A verbatim repeat of the records beneath this line is needed.

[Start of section]

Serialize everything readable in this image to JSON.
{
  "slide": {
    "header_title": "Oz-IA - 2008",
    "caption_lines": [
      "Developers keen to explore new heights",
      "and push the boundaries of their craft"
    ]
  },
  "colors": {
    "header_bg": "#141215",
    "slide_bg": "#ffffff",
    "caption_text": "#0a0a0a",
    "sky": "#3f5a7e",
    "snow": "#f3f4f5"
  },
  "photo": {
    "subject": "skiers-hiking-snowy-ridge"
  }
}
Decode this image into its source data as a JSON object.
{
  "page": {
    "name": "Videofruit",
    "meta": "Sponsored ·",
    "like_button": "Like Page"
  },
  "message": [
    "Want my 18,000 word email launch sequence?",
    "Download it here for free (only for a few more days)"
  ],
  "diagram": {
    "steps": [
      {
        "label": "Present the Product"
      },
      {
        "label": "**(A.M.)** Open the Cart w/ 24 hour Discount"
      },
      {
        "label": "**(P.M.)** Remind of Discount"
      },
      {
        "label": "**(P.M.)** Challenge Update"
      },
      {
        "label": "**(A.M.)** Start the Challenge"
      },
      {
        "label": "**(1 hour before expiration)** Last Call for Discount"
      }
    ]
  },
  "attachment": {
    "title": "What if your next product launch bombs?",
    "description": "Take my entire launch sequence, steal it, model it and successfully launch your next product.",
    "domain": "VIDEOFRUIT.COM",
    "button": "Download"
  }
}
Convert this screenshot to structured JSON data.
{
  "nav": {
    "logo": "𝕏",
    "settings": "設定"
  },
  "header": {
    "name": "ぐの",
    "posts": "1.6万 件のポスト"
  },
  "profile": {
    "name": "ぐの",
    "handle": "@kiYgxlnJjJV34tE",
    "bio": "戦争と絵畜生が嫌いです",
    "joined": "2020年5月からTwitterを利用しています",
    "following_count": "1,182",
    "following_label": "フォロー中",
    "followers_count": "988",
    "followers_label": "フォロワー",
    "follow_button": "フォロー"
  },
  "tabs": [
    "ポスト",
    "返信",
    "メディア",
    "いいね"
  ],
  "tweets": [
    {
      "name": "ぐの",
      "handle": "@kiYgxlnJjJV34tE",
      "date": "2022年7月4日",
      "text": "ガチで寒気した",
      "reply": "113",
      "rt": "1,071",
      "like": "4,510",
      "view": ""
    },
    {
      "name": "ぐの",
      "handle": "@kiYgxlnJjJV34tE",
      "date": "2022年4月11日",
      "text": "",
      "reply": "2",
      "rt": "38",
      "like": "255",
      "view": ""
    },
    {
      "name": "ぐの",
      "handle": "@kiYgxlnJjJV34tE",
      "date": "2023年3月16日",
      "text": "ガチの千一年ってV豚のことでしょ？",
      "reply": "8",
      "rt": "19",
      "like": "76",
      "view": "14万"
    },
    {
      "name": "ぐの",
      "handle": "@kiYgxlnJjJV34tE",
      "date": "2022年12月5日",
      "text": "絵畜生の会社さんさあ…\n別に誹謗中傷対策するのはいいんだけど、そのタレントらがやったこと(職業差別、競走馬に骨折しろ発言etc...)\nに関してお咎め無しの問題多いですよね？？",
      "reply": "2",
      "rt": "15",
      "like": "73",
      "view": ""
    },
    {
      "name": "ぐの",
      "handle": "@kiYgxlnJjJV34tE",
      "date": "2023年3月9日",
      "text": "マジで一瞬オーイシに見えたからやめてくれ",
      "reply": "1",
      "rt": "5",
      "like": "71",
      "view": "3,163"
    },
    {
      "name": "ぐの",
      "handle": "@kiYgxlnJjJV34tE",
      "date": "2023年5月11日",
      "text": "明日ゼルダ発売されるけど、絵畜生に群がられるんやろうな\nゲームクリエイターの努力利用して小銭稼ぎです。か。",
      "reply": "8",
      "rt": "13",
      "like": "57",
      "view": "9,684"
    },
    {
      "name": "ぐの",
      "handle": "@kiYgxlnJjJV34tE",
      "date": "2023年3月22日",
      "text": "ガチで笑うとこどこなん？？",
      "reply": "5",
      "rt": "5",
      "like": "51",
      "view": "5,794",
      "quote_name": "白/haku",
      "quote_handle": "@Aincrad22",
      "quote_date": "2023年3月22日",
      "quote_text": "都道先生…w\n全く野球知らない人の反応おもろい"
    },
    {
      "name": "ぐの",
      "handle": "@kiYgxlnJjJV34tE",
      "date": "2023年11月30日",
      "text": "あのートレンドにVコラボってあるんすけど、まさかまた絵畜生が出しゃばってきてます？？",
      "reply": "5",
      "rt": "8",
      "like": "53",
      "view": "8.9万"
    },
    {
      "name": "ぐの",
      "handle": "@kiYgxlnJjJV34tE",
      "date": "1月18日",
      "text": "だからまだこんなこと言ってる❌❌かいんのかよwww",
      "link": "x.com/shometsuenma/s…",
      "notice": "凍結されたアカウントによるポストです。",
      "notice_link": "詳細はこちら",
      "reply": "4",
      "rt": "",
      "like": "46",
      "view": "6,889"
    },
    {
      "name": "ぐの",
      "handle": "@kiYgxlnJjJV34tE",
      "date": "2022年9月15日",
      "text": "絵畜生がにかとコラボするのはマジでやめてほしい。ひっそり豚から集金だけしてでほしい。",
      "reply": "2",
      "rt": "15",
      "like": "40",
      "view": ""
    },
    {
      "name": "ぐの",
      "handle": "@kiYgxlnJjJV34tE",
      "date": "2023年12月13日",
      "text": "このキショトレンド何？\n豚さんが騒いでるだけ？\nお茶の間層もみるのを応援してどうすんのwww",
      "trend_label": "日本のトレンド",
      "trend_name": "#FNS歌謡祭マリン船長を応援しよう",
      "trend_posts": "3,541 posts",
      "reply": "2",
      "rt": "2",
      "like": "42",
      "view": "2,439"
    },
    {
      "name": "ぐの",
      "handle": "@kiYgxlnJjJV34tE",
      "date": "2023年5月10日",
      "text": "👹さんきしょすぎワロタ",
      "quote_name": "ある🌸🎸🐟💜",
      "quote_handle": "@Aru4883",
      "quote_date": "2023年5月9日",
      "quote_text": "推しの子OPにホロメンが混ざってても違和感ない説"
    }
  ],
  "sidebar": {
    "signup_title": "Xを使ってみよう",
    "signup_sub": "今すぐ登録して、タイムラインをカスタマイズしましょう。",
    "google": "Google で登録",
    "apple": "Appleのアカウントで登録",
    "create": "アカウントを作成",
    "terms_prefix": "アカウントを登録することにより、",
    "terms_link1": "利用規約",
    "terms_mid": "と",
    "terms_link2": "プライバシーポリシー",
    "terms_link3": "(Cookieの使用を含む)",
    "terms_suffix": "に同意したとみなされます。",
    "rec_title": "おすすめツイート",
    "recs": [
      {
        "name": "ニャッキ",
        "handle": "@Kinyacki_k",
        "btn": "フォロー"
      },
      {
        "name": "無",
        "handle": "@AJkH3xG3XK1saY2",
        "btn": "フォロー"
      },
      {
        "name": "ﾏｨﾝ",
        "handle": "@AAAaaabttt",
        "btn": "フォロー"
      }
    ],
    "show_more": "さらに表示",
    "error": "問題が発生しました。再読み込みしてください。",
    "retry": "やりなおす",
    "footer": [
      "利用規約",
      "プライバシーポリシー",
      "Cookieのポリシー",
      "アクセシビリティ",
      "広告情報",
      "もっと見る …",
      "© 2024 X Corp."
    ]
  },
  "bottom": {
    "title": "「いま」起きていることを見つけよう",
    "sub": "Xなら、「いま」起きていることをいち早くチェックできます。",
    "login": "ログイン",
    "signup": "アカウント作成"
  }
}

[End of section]

▶ _Solution for this exercise_
Serialize everything readable in this image to JSON.
{
  "slide": {
    "header_title": "Oz-IA - 2008",
    "caption_lines": [
      "Developers keen to explore new heights",
      "and push the boundaries of their craft"
    ]
  },
  "colors": {
    "header_bg": "#141215",
    "slide_bg": "#ffffff",
    "caption_text": "#0a0a0a",
    "sky": "#3f5a7e",
    "snow": "#f3f4f5"
  },
  "photo": {
    "subject": "skiers-hiking-snowy-ridge"
  }
}
Decode this image into its source data as a JSON object.
{
  "page": {
    "name": "Videofruit",
    "meta": "Sponsored ·",
    "like_button": "Like Page"
  },
  "message": [
    "Want my 18,000 word email launch sequence?",
    "Download it here for free (only for a few more days)"
  ],
  "diagram": {
    "steps": [
      {
        "label": "Present the Product"
      },
      {
        "label": "**(A.M.)** Open the Cart w/ 24 hour Discount"
      },
      {
        "label": "**(P.M.)** Remind of Discount"
      },
      {
        "label": "**(P.M.)** Challenge Update"
      },
      {
        "label": "**(A.M.)** Start the Challenge"
      },
      {
        "label": "**(1 hour before expiration)** Last Call for Discount"
      }
    ]
  },
  "attachment": {
    "title": "What if your next product launch bombs?",
    "description": "Take my entire launch sequence, steal it, model it and successfully launch your next product.",
    "domain": "VIDEOFRUIT.COM",
    "button": "Download"
  }
}
Convert this screenshot to structured JSON data.
{
  "nav": {
    "logo": "𝕏",
    "settings": "設定"
  },
  "header": {
    "name": "ぐの",
    "posts": "1.6万 件のポスト"
  },
  "profile": {
    "name": "ぐの",
    "handle": "@kiYgxlnJjJV34tE",
    "bio": "戦争と絵畜生が嫌いです",
    "joined": "2020年5月からTwitterを利用しています",
    "following_count": "1,182",
    "following_label": "フォロー中",
    "followers_count": "988",
    "followers_label": "フォロワー",
    "follow_button": "フォロー"
  },
  "tabs": [
    "ポスト",
    "返信",
    "メディア",
    "いいね"
  ],
  "tweets": [
    {
      "name": "ぐの",
      "handle": "@kiYgxlnJjJV34tE",
      "date": "2022年7月4日",
      "text": "ガチで寒気した",
      "reply": "113",
      "rt": "1,071",
      "like": "4,510",
      "view": ""
    },
    {
      "name": "ぐの",
      "handle": "@kiYgxlnJjJV34tE",
      "date": "2022年4月11日",
      "text": "",
      "reply": "2",
      "rt": "38",
      "like": "255",
      "view": ""
    },
    {
      "name": "ぐの",
      "handle": "@kiYgxlnJjJV34tE",
      "date": "2023年3月16日",
      "text": "ガチの千一年ってV豚のことでしょ？",
      "reply": "8",
      "rt": "19",
      "like": "76",
      "view": "14万"
    },
    {
      "name": "ぐの",
      "handle": "@kiYgxlnJjJV34tE",
      "date": "2022年12月5日",
      "text": "絵畜生の会社さんさあ…\n別に誹謗中傷対策するのはいいんだけど、そのタレントらがやったこと(職業差別、競走馬に骨折しろ発言etc...)\nに関してお咎め無しの問題多いですよね？？",
      "reply": "2",
      "rt": "15",
      "like": "73",
      "view": ""
    },
    {
      "name": "ぐの",
      "handle": "@kiYgxlnJjJV34tE",
      "date": "2023年3月9日",
      "text": "マジで一瞬オーイシに見えたからやめてくれ",
      "reply": "1",
      "rt": "5",
      "like": "71",
      "view": "3,163"
    },
    {
      "name": "ぐの",
      "handle": "@kiYgxlnJjJV34tE",
      "date": "2023年5月11日",
      "text": "明日ゼルダ発売されるけど、絵畜生に群がられるんやろうな\nゲームクリエイターの努力利用して小銭稼ぎです。か。",
      "reply": "8",
      "rt": "13",
      "like": "57",
      "view": "9,684"
    },
    {
      "name": "ぐの",
      "handle": "@kiYgxlnJjJV34tE",
      "date": "2023年3月22日",
      "text": "ガチで笑うとこどこなん？？",
      "reply": "5",
      "rt": "5",
      "like": "51",
      "view": "5,794",
      "quote_name": "白/haku",
      "quote_handle": "@Aincrad22",
      "quote_date": "2023年3月22日",
      "quote_text": "都道先生…w\n全く野球知らない人の反応おもろい"
    },
    {
      "name": "ぐの",
      "handle": "@kiYgxlnJjJV34tE",
      "date": "2023年11月30日",
      "text": "あのートレンドにVコラボってあるんすけど、まさかまた絵畜生が出しゃばってきてます？？",
      "reply": "5",
      "rt": "8",
      "like": "53",
      "view": "8.9万"
    },
    {
      "name": "ぐの",
      "handle": "@kiYgxlnJjJV34tE",
      "date": "1月18日",
      "text": "だからまだこんなこと言ってる❌❌かいんのかよwww",
      "link": "x.com/shometsuenma/s…",
      "notice": "凍結されたアカウントによるポストです。",
      "notice_link": "詳細はこちら",
      "reply": "4",
      "rt": "",
      "like": "46",
      "view": "6,889"
    },
    {
      "name": "ぐの",
      "handle": "@kiYgxlnJjJV34tE",
      "date": "2022年9月15日",
      "text": "絵畜生がにかとコラボするのはマジでやめてほしい。ひっそり豚から集金だけしてでほしい。",
      "reply": "2",
      "rt": "15",
      "like": "40",
      "view": ""
    },
    {
      "name": "ぐの",
      "handle": "@kiYgxlnJjJV34tE",
      "date": "2023年12月13日",
      "text": "このキショトレンド何？\n豚さんが騒いでるだけ？\nお茶の間層もみるのを応援してどうすんのwww",
      "trend_label": "日本のトレンド",
      "trend_name": "#FNS歌謡祭マリン船長を応援しよう",
      "trend_posts": "3,541 posts",
      "reply": "2",
      "rt": "2",
      "like": "42",
      "view": "2,439"
    },
    {
      "name": "ぐの",
      "handle": "@kiYgxlnJjJV34tE",
      "date": "2023年5月10日",
      "text": "👹さんきしょすぎワロタ",
      "quote_name": "ある🌸🎸🐟💜",
      "quote_handle": "@Aru4883",
      "quote_date": "2023年5月9日",
      "quote_text": "推しの子OPにホロメンが混ざってても違和感ない説"
    }
  ],
  "sidebar": {
    "signup_title": "Xを使ってみよう",
    "signup_sub": "今すぐ登録して、タイムラインをカスタマイズしましょう。",
    "google": "Google で登録",
    "apple": "Appleのアカウントで登録",
    "create": "アカウントを作成",
    "terms_prefix": "アカウントを登録することにより、",
    "terms_link1": "利用規約",
    "terms_mid": "と",
    "terms_link2": "プライバシーポリシー",
    "terms_link3": "(Cookieの使用を含む)",
    "terms_suffix": "に同意したとみなされます。",
    "rec_title": "おすすめツイート",
    "recs": [
      {
        "name": "ニャッキ",
        "handle": "@Kinyacki_k",
        "btn": "フォロー"
      },
      {
        "name": "無",
        "handle": "@AJkH3xG3XK1saY2",
        "btn": "フォロー"
      },
      {
        "name": "ﾏｨﾝ",
        "handle": "@AAAaaabttt",
        "btn": "フォロー"
      }
    ],
    "show_more": "さらに表示",
    "error": "問題が発生しました。再読み込みしてください。",
    "retry": "やりなおす",
    "footer": [
      "利用規約",
      "プライバシーポリシー",
      "Cookieのポリシー",
      "アクセシビリティ",
      "広告情報",
      "もっと見る …",
      "© 2024 X Corp."
    ]
  },
  "bottom": {
    "title": "「いま」起きていることを見つけよう",
    "sub": "Xなら、「いま」起きていることをいち早くチェックできます。",
    "login": "ログイン",
    "signup": "アカウント作成"
  }
}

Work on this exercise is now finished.